--- Task to complete ---
All of the data below is to be written out again exactly.

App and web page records
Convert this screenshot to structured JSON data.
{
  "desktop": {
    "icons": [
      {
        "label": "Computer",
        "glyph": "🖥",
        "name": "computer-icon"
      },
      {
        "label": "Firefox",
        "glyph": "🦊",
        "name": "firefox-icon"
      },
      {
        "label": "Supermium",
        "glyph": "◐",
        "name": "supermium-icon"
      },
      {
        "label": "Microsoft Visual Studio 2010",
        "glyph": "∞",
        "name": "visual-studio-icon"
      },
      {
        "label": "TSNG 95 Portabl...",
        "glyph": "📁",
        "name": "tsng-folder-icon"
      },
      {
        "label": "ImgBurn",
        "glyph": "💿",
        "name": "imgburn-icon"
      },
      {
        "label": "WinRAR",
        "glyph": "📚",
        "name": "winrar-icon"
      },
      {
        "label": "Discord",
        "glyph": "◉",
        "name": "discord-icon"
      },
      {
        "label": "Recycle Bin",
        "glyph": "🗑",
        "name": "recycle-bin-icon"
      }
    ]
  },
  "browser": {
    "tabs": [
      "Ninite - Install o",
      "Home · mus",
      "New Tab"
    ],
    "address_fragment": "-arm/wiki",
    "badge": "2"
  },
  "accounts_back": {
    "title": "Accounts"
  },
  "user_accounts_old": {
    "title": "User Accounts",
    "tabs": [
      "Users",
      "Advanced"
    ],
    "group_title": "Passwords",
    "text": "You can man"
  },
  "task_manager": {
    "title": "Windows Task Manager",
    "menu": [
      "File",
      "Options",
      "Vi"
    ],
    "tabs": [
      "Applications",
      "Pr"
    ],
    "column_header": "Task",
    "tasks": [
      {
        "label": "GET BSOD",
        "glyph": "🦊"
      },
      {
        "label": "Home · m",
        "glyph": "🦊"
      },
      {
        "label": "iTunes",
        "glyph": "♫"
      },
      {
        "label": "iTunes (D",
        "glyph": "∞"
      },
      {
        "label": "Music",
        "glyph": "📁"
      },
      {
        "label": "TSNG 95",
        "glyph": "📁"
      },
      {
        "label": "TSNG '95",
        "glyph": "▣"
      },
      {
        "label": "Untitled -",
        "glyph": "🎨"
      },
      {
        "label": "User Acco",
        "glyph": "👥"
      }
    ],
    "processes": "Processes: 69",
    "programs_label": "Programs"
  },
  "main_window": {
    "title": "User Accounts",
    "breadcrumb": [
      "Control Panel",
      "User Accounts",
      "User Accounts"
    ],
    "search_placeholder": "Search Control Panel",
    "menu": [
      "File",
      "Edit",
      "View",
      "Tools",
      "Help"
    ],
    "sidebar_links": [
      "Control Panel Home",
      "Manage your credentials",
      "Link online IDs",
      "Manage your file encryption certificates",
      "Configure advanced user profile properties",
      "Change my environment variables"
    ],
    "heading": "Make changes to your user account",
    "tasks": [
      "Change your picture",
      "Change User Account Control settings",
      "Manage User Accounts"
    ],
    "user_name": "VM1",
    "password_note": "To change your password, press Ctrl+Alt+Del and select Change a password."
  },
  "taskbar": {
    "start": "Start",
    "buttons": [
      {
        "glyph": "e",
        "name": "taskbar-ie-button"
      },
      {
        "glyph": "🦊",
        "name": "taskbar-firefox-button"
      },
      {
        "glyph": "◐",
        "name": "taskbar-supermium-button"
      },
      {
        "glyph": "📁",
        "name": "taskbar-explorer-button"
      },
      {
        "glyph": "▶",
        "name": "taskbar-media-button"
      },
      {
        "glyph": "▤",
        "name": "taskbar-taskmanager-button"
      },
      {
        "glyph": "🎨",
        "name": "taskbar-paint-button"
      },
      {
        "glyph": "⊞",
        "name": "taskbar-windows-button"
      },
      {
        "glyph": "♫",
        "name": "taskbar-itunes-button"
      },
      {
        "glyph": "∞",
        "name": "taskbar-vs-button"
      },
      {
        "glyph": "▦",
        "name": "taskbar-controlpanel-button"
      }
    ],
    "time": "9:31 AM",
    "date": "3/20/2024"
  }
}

--- Task result ---
Convert this screenshot to structured JSON data.
{
  "desktop": {
    "icons": [
      {
        "label": "Computer",
        "glyph": "🖥",
        "name": "computer-icon"
      },
      {
        "label": "Firefox",
        "glyph": "🦊",
        "name": "firefox-icon"
      },
      {
        "label": "Supermium",
        "glyph": "◐",
        "name": "supermium-icon"
      },
      {
        "label": "Microsoft Visual Studio 2010",
        "glyph": "∞",
        "name": "visual-studio-icon"
      },
      {
        "label": "TSNG 95 Portabl...",
        "glyph": "📁",
        "name": "tsng-folder-icon"
      },
      {
        "label": "ImgBurn",
        "glyph": "💿",
        "name": "imgburn-icon"
      },
      {
        "label": "WinRAR",
        "glyph": "📚",
        "name": "winrar-icon"
      },
      {
        "label": "Discord",
        "glyph": "◉",
        "name": "discord-icon"
      },
      {
        "label": "Recycle Bin",
        "glyph": "🗑",
        "name": "recycle-bin-icon"
      }
    ]
  },
  "browser": {
    "tabs": [
      "Ninite - Install o",
      "Home · mus",
      "New Tab"
    ],
    "address_fragment": "-arm/wiki",
    "badge": "2"
  },
  "accounts_back": {
    "title": "Accounts"
  },
  "user_accounts_old": {
    "title": "User Accounts",
    "tabs": [
      "Users",
      "Advanced"
    ],
    "group_title": "Passwords",
    "text": "You can man"
  },
  "task_manager": {
    "title": "Windows Task Manager",
    "menu": [
      "File",
      "Options",
      "Vi"
    ],
    "tabs": [
      "Applications",
      "Pr"
    ],
    "column_header": "Task",
    "tasks": [
      {
        "label": "GET BSOD",
        "glyph": "🦊"
      },
      {
        "label": "Home · m",
        "glyph": "🦊"
      },
      {
        "label": "iTunes",
        "glyph": "♫"
      },
      {
        "label": "iTunes (D",
        "glyph": "∞"
      },
      {
        "label": "Music",
        "glyph": "📁"
      },
      {
        "label": "TSNG 95",
        "glyph": "📁"
      },
      {
        "label": "TSNG '95",
        "glyph": "▣"
      },
      {
        "label": "Untitled -",
        "glyph": "🎨"
      },
      {
        "label": "User Acco",
        "glyph": "👥"
      }
    ],
    "processes": "Processes: 69",
    "programs_label": "Programs"
  },
  "main_window": {
    "title": "User Accounts",
    "breadcrumb": [
      "Control Panel",
      "User Accounts",
      "User Accounts"
    ],
    "search_placeholder": "Search Control Panel",
    "menu": [
      "File",
      "Edit",
      "View",
      "Tools",
      "Help"
    ],
    "sidebar_links": [
      "Control Panel Home",
      "Manage your credentials",
      "Link online IDs",
      "Manage your file encryption certificates",
      "Configure advanced user profile properties",
      "Change my environment variables"
    ],
    "heading": "Make changes to your user account",
    "tasks": [
      "Change your picture",
      "Change User Account Control settings",
      "Manage User Accounts"
    ],
    "user_name": "VM1",
    "password_note": "To change your password, press Ctrl+Alt+Del and select Change a password."
  },
  "taskbar": {
    "start": "Start",
    "buttons": [
      {
        "glyph": "e",
        "name": "taskbar-ie-button"
      },
      {
        "glyph": "🦊",
        "name": "taskbar-firefox-button"
      },
      {
        "glyph": "◐",
        "name": "taskbar-supermium-button"
      },
      {
        "glyph": "📁",
        "name": "taskbar-explorer-button"
      },
      {
        "glyph": "▶",
        "name": "taskbar-media-button"
      },
      {
        "glyph": "▤",
        "name": "taskbar-taskmanager-button"
      },
      {
        "glyph": "🎨",
        "name": "taskbar-paint-button"
      },
      {
        "glyph": "⊞",
        "name": "taskbar-windows-button"
      },
      {
        "glyph": "♫",
        "name": "taskbar-itunes-button"
      },
      {
        "glyph": "∞",
        "name": "taskbar-vs-button"
      },
      {
        "glyph": "▦",
        "name": "taskbar-controlpanel-button"
      }
    ],
    "time": "9:31 AM",
    "date": "3/20/2024"
  }
}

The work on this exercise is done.